If the MPAA ever decided to put a normal rating on this film it would have to be, in my opinion, NC-17. Watching this film, i was baffled by how many things are put to camera that would be considered in Europe to be "Video Nasty" This is one of the most graphic and disgusting tales of possession that i have ever seen.
Now this is how i think that the movie went. He and Her had a kid, who she did not look out for subconsciously. There is something wrong with both of them and you see this magnified when they get to the cabin. SPOILER They are both possessed when they get to the cabin SPOILER. That's how i see it, when you see a normal movie about possession there is always an anchor. Someone who is not possessed who we can relate to throughout the film. In this case, there is no anchor, everything is fucked. Satan or whoever is using He and She and just letting them run wild. He begins to notice though and that's when the climax comes. When you start this up you are in for the most disgusting yet beautifully shot movies of your life, so strap in.
On the scary level there is a lot of weirdness, I didn't have nightmares, like i wanted. This film is jam packed with Graphic Sex and a lot of intense violent images. So go ahead and take a 6 year old to this movie if you want to ruin his little life. Overall i give this movie a 6 out of 10, it is good but it is weird!
Did ya know...

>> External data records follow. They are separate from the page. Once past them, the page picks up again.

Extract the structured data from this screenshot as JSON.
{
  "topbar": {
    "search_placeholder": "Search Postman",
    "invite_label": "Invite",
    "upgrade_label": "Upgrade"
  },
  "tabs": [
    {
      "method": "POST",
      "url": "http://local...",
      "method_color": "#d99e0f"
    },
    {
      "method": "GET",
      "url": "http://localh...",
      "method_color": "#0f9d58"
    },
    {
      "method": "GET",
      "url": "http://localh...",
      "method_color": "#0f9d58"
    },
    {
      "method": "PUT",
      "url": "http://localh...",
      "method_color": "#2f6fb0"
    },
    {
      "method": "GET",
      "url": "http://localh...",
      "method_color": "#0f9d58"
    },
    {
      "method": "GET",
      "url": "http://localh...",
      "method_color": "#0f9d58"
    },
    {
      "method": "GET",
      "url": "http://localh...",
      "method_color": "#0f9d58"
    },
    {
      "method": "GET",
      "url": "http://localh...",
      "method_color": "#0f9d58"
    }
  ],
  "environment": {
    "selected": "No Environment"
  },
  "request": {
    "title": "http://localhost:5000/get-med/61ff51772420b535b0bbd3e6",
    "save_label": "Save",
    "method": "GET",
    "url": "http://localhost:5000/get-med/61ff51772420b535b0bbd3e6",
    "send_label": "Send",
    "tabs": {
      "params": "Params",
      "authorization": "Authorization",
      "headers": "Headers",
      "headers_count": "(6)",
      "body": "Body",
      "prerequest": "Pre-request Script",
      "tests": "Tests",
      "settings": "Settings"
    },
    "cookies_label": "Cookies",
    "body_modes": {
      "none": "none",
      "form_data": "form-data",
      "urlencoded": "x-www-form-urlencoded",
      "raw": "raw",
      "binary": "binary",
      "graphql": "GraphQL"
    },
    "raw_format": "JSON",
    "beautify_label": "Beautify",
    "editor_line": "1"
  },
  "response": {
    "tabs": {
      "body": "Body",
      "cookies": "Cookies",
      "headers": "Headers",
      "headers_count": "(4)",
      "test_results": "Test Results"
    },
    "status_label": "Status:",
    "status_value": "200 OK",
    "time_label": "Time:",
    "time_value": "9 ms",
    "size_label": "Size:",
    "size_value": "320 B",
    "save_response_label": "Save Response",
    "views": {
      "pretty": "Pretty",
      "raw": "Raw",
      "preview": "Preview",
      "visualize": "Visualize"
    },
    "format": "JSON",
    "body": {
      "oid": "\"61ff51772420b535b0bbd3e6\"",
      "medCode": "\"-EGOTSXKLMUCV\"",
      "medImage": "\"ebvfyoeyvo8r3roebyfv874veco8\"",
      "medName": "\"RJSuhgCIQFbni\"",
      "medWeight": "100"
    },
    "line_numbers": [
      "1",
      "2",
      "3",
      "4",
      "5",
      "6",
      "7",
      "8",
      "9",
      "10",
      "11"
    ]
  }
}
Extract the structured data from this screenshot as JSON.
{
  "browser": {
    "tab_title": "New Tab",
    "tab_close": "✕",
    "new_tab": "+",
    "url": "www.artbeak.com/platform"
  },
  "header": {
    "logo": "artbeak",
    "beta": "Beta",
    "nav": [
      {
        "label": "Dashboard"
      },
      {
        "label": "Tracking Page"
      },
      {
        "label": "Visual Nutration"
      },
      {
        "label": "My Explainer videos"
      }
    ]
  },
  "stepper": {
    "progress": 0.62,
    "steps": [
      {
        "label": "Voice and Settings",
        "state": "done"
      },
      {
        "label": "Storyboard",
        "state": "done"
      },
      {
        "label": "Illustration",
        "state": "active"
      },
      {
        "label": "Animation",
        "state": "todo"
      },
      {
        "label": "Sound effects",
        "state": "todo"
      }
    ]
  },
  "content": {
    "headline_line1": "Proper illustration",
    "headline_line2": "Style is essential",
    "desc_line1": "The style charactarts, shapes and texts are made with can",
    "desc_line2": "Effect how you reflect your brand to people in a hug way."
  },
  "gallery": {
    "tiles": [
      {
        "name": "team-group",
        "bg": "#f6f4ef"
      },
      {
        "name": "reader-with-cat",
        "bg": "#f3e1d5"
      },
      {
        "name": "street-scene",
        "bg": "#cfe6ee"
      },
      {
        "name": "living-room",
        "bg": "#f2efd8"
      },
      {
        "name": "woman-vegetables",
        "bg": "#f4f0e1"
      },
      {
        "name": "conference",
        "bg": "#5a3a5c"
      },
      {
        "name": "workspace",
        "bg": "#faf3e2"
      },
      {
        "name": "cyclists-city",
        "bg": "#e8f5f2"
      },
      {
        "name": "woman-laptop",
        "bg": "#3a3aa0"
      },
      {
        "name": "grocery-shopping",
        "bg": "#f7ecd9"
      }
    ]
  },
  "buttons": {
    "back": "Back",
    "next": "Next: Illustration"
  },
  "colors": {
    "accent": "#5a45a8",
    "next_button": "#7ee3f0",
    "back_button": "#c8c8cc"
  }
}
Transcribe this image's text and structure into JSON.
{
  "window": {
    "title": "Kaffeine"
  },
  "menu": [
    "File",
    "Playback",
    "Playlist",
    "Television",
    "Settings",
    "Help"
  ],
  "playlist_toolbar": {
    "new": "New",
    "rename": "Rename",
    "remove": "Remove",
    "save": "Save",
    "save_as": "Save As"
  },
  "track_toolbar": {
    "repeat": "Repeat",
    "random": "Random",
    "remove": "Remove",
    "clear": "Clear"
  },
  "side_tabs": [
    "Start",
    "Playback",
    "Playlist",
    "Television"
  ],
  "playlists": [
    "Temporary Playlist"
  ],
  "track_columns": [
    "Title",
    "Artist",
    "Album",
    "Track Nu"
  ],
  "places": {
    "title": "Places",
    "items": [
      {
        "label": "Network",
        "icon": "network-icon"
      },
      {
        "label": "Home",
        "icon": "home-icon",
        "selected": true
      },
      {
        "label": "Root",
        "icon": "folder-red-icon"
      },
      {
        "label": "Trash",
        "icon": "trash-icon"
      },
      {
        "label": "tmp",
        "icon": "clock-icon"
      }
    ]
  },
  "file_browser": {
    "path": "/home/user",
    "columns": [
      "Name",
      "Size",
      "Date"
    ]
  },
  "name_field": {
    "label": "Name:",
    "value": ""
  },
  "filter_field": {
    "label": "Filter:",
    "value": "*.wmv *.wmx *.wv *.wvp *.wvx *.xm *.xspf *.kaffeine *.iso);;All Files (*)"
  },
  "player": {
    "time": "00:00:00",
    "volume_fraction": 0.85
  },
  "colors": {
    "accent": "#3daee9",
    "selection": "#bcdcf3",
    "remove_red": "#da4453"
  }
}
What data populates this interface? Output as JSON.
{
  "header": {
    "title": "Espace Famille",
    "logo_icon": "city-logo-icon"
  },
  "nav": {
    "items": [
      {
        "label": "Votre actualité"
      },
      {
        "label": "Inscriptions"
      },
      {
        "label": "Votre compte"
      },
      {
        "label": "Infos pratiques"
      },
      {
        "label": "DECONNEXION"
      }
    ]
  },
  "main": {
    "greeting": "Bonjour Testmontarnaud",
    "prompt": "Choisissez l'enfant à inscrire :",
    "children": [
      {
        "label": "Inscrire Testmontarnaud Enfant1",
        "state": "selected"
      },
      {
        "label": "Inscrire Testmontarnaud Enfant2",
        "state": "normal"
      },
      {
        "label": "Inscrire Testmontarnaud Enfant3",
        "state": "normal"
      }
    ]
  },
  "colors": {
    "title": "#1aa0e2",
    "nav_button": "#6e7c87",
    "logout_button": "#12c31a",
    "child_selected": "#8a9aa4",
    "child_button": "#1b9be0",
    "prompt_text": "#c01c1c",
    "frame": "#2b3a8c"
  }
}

When the filming started, Lars von Trier had just left a mental hospital where he stayed for two months, receiving treatment for depression. He had not completely recovered at the time and was even unable to operate the camera as he usually does, which made him very frustrated. He repeatedly excused himself to the actors for being in the mental condition he was, but, according to him, the actors supported him and throughout production, he did not experience any grave problems, except for his own condition.